■ **ASSIGNMENT**
From the entries that follow, extract each line holding the string "JSON".

[Excerpts from a dataset]
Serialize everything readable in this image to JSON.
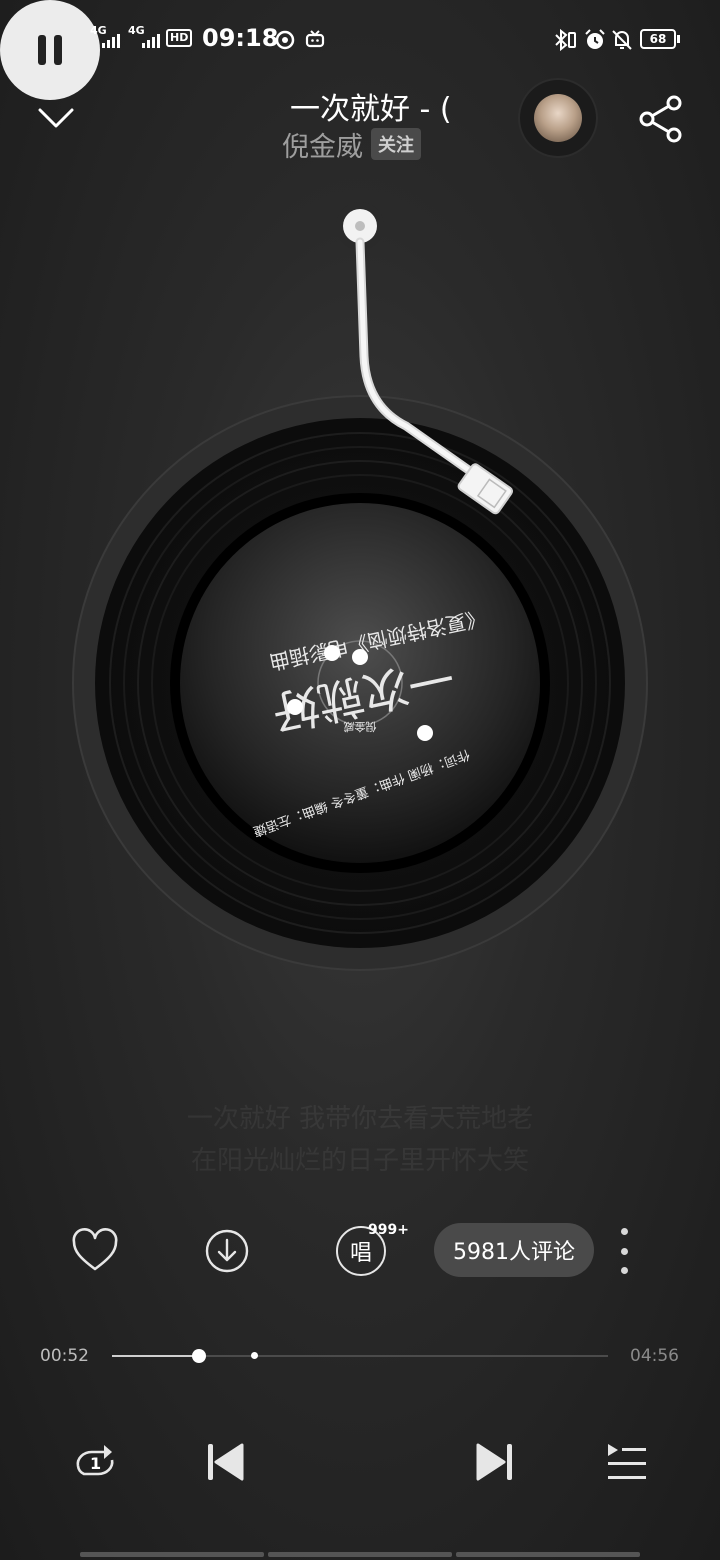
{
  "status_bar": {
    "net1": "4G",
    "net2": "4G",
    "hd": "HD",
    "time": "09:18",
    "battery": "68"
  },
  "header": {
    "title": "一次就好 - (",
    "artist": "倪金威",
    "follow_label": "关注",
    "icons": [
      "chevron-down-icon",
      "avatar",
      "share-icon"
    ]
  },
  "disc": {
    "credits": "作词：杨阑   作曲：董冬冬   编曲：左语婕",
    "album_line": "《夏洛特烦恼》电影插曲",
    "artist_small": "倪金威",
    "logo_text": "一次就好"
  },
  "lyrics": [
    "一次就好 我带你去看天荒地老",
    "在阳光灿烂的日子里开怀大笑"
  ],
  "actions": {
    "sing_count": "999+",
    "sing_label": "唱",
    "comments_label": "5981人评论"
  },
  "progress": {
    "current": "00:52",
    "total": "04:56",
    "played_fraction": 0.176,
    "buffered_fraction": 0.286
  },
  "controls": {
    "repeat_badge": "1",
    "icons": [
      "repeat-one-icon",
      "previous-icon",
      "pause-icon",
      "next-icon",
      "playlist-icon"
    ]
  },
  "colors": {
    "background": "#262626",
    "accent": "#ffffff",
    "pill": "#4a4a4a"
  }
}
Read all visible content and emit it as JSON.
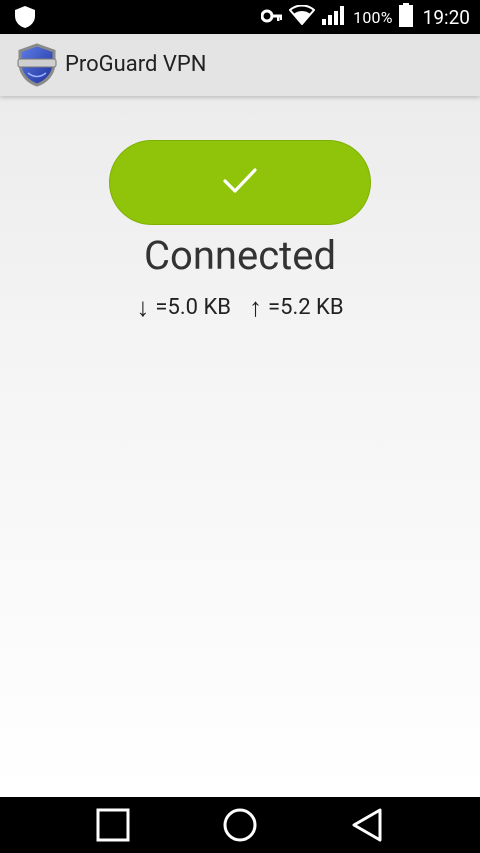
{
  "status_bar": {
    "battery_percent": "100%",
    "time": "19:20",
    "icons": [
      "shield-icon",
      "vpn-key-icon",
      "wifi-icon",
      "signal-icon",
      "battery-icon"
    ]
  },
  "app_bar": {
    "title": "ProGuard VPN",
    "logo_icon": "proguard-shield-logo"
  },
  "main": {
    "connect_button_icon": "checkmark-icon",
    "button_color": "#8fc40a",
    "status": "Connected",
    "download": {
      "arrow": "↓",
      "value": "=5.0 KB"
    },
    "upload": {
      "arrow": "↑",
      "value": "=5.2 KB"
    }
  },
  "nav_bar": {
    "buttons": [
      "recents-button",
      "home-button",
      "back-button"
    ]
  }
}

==

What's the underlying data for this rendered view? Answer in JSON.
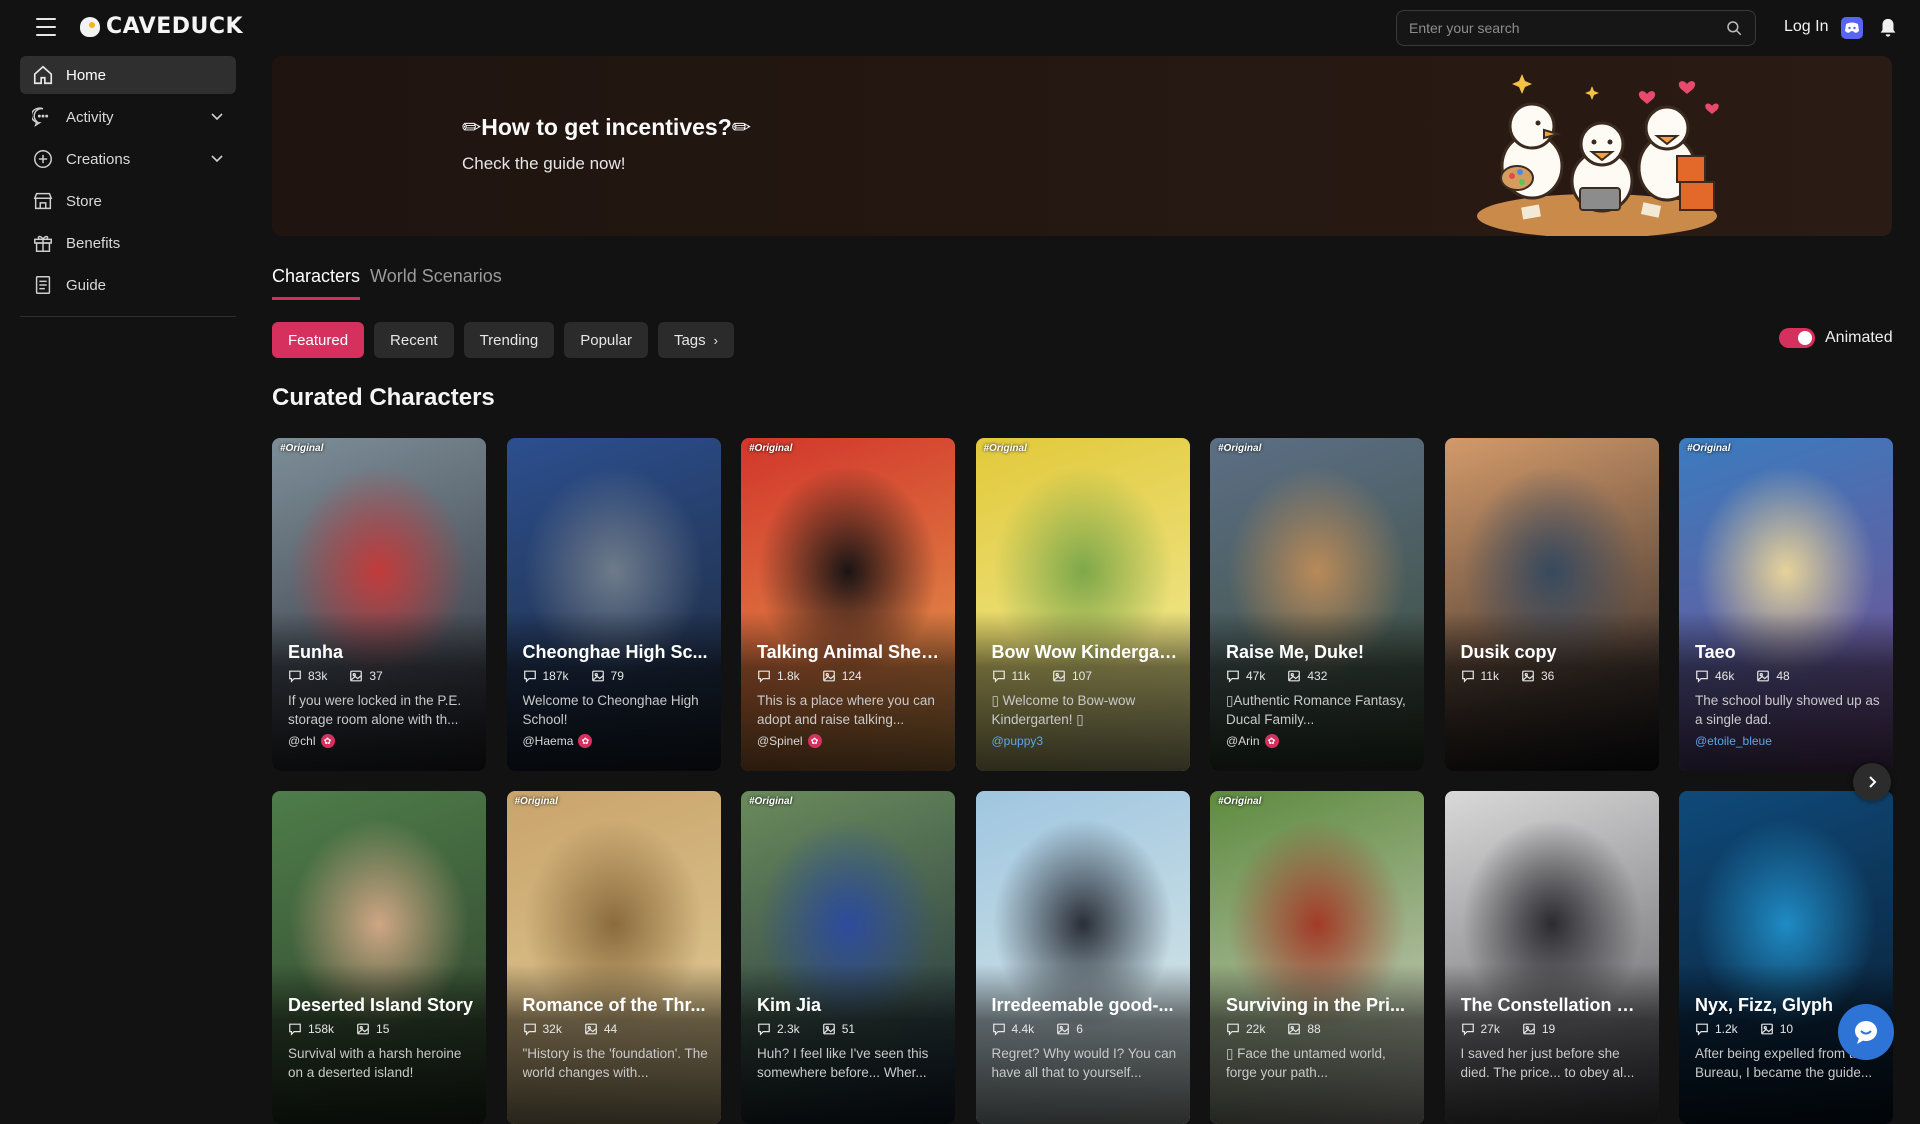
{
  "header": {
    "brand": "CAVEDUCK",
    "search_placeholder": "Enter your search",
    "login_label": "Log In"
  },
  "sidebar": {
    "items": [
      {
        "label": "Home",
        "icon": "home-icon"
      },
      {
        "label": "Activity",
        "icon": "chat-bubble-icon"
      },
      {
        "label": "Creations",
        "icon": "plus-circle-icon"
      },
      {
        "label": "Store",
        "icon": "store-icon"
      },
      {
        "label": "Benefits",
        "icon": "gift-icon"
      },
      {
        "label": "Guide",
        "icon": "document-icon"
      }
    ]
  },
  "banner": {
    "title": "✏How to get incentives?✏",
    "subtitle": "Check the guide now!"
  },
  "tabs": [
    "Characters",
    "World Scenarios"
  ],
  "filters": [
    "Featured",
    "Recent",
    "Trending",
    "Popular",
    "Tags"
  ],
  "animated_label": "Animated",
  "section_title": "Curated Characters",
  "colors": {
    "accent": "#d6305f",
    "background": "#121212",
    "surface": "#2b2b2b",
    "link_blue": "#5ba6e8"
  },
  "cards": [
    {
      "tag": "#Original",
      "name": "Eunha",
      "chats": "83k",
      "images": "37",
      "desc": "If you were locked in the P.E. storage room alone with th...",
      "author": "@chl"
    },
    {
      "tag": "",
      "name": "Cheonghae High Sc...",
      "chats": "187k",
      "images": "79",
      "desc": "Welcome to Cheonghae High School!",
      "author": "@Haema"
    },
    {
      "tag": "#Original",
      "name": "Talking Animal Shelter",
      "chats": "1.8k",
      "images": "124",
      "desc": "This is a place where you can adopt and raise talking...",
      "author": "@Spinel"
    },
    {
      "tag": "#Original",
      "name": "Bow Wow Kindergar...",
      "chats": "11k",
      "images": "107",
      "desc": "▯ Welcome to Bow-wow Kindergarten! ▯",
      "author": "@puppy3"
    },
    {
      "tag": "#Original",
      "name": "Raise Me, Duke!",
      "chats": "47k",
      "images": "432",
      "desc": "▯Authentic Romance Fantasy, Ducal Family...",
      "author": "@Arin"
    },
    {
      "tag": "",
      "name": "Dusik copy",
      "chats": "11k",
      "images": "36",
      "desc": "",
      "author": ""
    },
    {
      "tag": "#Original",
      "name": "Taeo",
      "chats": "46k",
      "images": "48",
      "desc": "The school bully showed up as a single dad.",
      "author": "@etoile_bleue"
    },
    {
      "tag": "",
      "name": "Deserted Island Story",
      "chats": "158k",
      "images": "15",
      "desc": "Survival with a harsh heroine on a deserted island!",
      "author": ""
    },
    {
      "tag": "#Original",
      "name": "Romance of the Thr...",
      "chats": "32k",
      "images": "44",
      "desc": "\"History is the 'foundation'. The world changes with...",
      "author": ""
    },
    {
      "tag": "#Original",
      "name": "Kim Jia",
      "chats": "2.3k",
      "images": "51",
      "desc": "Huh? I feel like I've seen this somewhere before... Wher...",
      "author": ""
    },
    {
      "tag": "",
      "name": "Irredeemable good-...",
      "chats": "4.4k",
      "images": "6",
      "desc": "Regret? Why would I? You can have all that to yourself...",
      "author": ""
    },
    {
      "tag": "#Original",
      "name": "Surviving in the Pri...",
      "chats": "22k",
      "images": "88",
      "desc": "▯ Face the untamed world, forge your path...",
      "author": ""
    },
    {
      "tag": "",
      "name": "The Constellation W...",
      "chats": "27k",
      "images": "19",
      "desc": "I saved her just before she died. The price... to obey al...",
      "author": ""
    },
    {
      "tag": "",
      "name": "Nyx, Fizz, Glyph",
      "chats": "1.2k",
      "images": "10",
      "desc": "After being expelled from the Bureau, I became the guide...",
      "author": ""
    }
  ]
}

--

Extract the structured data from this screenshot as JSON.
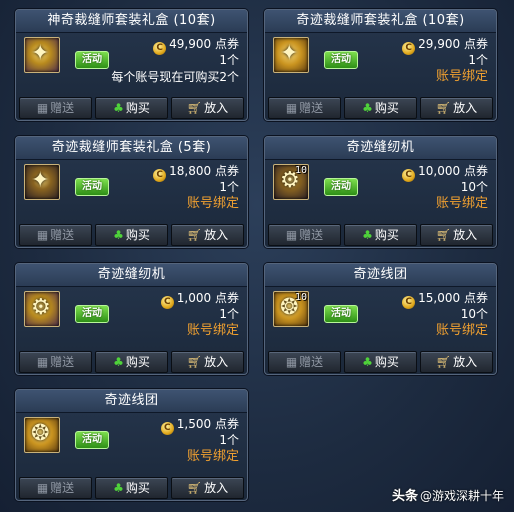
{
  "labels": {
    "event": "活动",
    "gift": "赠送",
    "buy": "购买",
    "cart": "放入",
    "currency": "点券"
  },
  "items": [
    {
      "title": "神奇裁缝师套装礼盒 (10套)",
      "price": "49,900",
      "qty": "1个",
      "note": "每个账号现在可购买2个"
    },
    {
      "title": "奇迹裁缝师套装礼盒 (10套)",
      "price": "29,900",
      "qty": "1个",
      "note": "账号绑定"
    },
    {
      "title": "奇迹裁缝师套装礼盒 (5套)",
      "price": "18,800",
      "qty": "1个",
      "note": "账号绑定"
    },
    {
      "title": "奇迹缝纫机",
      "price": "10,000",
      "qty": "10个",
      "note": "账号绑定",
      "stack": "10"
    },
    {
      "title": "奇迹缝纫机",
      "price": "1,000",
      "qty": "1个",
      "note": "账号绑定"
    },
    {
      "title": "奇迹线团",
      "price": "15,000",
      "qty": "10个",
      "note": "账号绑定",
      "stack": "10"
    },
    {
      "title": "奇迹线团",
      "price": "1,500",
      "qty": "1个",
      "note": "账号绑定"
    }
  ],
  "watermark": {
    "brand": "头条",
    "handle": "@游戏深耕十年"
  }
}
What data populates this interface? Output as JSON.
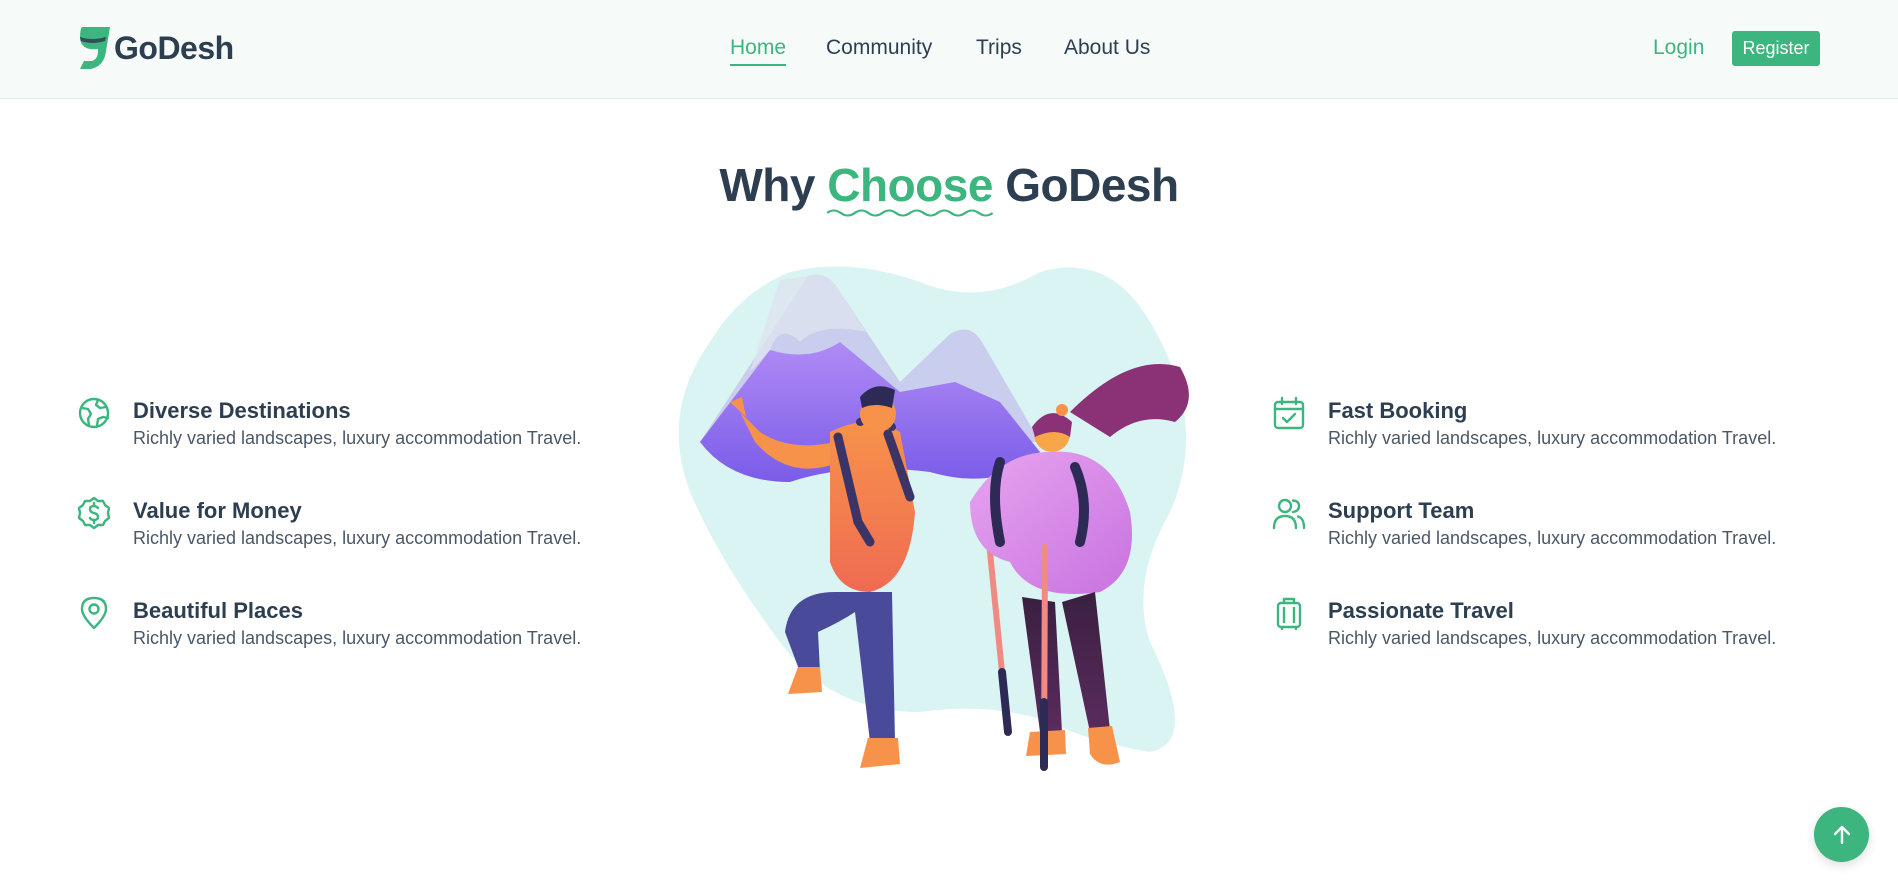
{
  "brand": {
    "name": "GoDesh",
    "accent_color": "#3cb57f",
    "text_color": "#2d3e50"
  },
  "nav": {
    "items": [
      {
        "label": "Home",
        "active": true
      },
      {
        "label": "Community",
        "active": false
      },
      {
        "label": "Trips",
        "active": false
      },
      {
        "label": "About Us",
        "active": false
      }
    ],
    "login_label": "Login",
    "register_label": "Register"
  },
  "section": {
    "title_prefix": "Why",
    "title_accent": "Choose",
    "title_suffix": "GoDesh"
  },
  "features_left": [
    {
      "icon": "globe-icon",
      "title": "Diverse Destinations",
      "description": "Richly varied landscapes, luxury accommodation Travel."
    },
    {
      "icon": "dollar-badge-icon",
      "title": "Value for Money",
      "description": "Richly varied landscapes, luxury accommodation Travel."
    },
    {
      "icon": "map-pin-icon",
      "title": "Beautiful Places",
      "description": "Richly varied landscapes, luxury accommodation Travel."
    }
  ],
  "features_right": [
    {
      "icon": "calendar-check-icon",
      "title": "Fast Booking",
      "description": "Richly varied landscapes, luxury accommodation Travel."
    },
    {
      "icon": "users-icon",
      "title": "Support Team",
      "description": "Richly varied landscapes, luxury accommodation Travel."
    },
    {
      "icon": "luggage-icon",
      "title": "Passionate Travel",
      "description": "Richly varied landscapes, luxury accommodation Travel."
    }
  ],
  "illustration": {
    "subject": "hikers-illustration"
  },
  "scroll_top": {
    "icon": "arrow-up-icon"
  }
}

■ **WRITTEN RESPONSE**
Serialize everything readable in this image to JSON.
Read all visible content and emit it as JSON.
What's the underlying data for this rendered view? Answer in JSON.
Extract the structured data from this screenshot as JSON.
What data populates this interface? Output as JSON.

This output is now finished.